### Description of the task
Please filter the entries for the word "BRONZE" and copy every line that has it.

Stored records
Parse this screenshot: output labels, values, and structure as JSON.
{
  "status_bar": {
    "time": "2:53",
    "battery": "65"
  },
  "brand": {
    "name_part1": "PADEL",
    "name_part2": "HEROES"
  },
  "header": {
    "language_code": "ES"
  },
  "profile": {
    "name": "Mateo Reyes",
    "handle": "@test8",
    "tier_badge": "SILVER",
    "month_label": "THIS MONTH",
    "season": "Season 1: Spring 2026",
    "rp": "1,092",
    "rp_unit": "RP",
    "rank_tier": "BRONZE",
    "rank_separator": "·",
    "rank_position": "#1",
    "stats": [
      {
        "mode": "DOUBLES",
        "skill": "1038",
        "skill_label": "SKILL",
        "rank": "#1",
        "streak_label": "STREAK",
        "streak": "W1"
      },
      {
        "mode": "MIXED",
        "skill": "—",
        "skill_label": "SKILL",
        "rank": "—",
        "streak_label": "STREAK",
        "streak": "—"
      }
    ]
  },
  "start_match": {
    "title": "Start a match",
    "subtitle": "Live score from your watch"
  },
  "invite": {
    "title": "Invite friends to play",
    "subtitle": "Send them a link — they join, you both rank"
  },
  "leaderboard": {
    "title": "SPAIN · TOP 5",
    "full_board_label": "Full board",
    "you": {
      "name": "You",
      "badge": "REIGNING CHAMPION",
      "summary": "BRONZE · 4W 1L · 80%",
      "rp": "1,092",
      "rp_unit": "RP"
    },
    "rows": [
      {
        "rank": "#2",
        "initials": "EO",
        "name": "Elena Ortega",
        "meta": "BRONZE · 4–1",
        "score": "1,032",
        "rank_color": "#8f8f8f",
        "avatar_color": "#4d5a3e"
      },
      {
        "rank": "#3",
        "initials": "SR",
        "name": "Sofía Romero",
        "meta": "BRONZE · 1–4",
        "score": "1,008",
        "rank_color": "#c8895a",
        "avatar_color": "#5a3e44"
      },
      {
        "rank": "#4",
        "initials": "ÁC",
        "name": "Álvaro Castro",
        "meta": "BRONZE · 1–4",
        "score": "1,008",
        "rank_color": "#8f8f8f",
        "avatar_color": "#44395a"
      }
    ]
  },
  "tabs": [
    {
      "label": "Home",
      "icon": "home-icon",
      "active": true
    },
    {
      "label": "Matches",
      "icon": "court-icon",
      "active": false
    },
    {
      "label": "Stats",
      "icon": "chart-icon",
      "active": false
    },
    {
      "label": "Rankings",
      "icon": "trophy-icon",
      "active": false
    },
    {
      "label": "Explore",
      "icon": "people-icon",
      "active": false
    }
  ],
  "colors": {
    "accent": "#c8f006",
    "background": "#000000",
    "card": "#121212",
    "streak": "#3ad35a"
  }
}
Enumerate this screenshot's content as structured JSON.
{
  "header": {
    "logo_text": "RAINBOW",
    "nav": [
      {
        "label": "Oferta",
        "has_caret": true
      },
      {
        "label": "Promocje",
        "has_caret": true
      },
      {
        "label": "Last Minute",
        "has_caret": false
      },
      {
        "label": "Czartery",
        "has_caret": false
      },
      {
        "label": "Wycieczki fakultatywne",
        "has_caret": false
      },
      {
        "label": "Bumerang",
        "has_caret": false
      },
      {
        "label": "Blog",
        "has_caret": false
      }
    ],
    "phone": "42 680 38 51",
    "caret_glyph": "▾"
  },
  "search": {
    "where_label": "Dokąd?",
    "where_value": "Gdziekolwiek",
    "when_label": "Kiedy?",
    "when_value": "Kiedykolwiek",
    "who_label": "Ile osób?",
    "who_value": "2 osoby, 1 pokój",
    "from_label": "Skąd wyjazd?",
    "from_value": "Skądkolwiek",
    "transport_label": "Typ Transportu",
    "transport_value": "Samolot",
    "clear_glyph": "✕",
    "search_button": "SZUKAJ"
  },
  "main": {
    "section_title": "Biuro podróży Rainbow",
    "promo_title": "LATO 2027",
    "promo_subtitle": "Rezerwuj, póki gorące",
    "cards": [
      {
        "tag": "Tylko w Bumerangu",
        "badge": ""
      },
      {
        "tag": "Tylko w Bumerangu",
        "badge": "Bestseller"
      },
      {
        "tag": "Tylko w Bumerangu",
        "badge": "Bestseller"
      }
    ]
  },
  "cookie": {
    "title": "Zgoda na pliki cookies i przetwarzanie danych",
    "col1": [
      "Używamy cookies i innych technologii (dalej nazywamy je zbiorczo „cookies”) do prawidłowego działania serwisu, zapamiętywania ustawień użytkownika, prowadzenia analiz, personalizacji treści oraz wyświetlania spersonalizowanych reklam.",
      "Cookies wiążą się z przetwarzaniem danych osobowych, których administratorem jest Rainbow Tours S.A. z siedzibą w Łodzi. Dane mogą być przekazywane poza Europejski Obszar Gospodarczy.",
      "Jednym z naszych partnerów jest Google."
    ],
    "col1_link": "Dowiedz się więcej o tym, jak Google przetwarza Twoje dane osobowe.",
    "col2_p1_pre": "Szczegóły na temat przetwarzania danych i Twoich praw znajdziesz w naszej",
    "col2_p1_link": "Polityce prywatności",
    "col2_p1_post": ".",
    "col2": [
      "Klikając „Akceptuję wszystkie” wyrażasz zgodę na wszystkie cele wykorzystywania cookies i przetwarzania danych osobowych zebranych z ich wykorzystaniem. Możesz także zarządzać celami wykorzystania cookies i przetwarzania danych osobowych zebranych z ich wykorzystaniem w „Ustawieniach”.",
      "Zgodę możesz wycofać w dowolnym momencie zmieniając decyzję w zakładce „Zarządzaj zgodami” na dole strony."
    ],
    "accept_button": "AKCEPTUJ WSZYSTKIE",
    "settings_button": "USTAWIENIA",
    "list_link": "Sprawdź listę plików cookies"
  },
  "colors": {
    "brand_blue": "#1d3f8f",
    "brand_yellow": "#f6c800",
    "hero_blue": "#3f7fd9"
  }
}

### Exercise output
    "rank_tier": "BRONZE",
      "summary": "BRONZE · 4W 1L · 80%",
        "meta": "BRONZE · 4–1",
        "meta": "BRONZE · 1–4",
        "meta": "BRONZE · 1–4",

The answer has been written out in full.